## [YOUR ASSIGNMENT]
Please give back all the records exactly, but keep the pictures out.

## [INPUT]
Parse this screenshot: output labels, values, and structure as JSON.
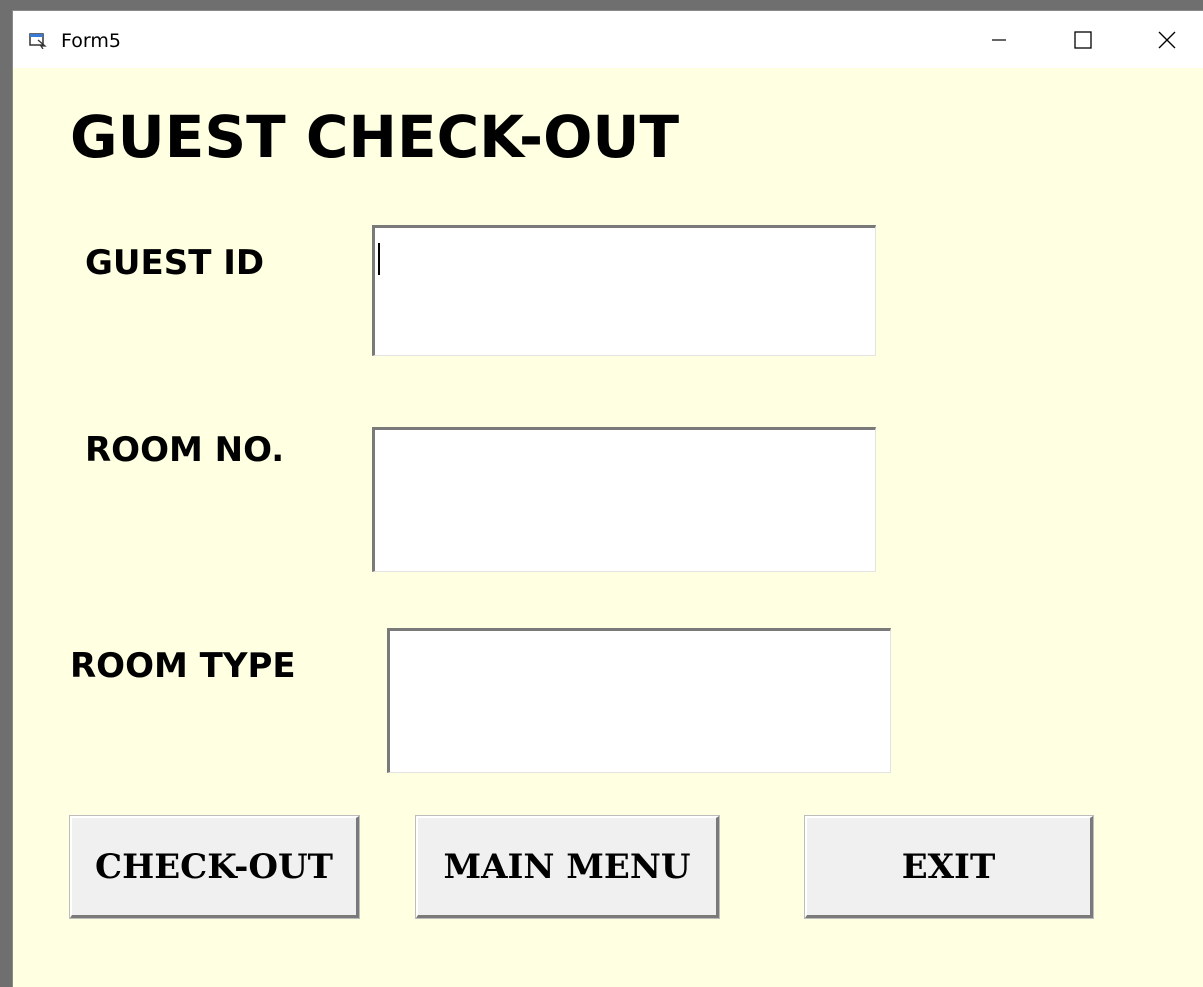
{
  "window": {
    "title": "Form5",
    "icon": "form-app-icon",
    "controls": {
      "minimize": "minimize-icon",
      "maximize": "maximize-icon",
      "close": "close-icon"
    }
  },
  "form": {
    "heading": "GUEST CHECK-OUT",
    "fields": {
      "guest_id": {
        "label": "GUEST ID",
        "value": ""
      },
      "room_no": {
        "label": "ROOM NO.",
        "value": ""
      },
      "room_type": {
        "label": "ROOM TYPE",
        "value": ""
      }
    },
    "buttons": {
      "checkout": "CHECK-OUT",
      "main_menu": "MAIN MENU",
      "exit": "EXIT"
    }
  },
  "colors": {
    "form_background": "#ffffe1",
    "titlebar": "#ffffff",
    "button_face": "#f0f0f0"
  }
}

## [WRITTEN ANSWER]
Parse this screenshot: output labels, values, and structure as JSON.
{
  "window": {
    "title": "Form5",
    "icon": "form-app-icon",
    "controls": {
      "minimize": "minimize-icon",
      "maximize": "maximize-icon",
      "close": "close-icon"
    }
  },
  "form": {
    "heading": "GUEST CHECK-OUT",
    "fields": {
      "guest_id": {
        "label": "GUEST ID",
        "value": ""
      },
      "room_no": {
        "label": "ROOM NO.",
        "value": ""
      },
      "room_type": {
        "label": "ROOM TYPE",
        "value": ""
      }
    },
    "buttons": {
      "checkout": "CHECK-OUT",
      "main_menu": "MAIN MENU",
      "exit": "EXIT"
    }
  },
  "colors": {
    "form_background": "#ffffe1",
    "titlebar": "#ffffff",
    "button_face": "#f0f0f0"
  }
}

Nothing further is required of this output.